## Task description
Only the lines holding "Cristina" are wanted. Copy every one from the records below.

## Interface dataset entries
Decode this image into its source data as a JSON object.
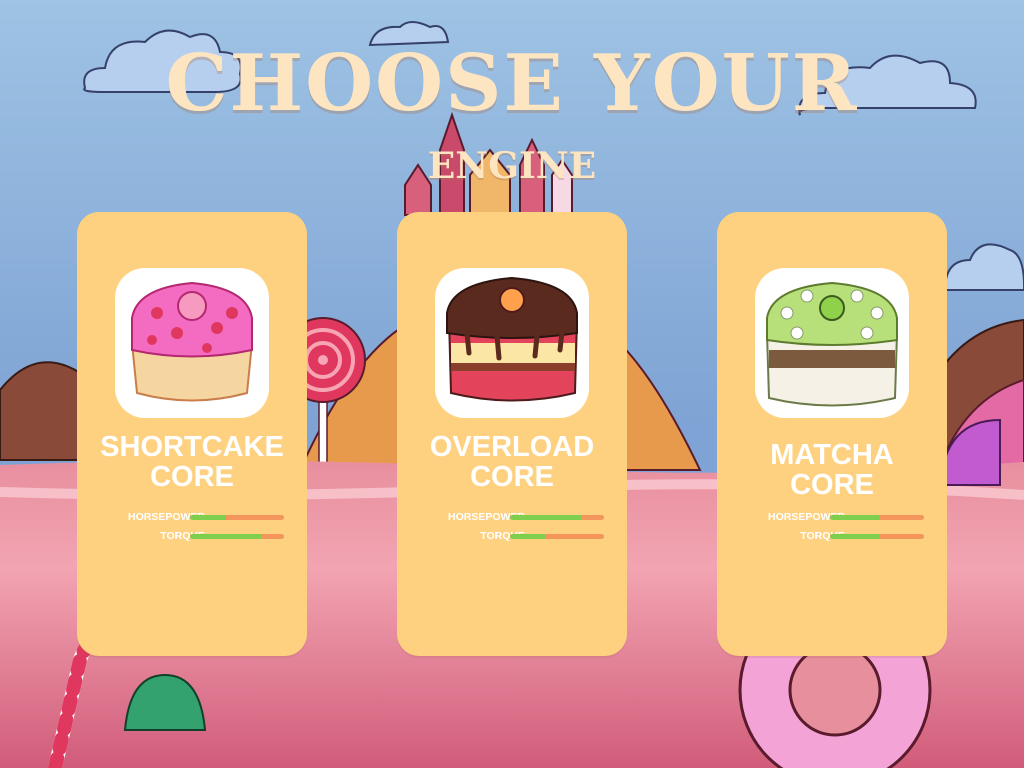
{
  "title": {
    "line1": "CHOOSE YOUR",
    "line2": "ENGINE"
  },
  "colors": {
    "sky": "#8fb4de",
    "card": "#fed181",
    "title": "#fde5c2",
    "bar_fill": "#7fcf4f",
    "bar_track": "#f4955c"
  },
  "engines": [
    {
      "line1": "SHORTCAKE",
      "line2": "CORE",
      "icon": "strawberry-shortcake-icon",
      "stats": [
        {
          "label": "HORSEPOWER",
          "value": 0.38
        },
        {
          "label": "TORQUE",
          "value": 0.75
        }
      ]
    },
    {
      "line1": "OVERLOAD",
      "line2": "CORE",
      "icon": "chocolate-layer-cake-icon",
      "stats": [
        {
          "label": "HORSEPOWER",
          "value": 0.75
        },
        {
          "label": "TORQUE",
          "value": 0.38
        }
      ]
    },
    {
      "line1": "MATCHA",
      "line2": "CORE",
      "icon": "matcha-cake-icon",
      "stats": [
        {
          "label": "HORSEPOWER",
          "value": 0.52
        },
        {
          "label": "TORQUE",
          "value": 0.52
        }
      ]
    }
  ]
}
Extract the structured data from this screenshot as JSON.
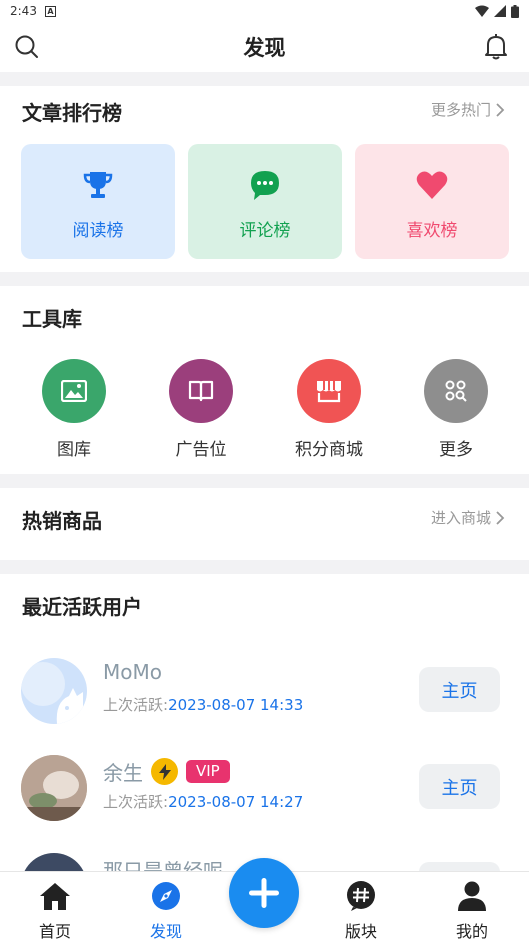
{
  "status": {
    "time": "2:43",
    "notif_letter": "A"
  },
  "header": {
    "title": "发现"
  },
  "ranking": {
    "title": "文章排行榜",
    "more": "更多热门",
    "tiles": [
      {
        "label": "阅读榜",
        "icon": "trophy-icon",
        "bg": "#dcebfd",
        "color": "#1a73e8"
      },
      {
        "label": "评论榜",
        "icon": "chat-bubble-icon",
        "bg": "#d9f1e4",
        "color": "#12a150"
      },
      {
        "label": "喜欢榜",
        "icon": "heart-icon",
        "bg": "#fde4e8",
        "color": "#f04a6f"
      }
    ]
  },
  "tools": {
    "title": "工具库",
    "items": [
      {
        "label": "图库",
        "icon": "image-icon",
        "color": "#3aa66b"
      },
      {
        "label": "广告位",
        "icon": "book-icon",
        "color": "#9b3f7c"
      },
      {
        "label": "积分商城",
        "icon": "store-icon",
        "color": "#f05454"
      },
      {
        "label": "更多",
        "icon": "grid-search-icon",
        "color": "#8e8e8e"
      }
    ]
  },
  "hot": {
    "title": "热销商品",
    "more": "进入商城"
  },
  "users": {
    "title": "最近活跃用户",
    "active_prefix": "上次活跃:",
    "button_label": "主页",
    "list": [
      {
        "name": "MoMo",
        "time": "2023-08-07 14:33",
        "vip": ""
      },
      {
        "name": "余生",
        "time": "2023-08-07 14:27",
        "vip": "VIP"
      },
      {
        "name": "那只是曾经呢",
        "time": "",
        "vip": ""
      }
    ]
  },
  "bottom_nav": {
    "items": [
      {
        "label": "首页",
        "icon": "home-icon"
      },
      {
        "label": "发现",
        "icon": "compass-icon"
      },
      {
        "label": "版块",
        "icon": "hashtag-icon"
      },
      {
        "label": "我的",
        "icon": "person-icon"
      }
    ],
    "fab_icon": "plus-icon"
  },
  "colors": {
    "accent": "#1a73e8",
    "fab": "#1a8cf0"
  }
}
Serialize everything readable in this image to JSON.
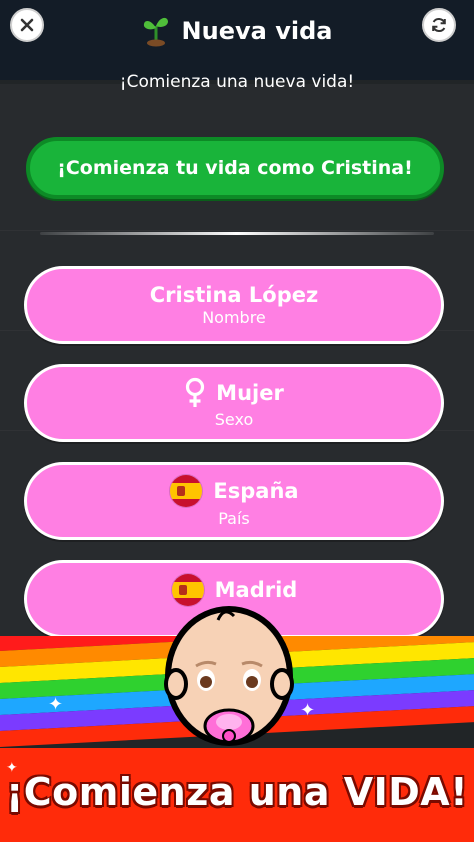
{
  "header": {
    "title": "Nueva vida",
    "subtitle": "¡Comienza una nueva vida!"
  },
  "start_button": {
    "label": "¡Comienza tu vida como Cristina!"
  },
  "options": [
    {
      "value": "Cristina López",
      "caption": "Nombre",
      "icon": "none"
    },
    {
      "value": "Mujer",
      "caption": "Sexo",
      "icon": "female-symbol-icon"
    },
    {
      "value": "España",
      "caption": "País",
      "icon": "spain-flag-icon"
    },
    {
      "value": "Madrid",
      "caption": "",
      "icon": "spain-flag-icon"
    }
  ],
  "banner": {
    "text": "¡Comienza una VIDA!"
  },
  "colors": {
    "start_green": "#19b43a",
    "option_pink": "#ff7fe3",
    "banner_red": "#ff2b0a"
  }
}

## Response box
    "label": "¡Comienza tu vida como Cristina!"
      "value": "Cristina López",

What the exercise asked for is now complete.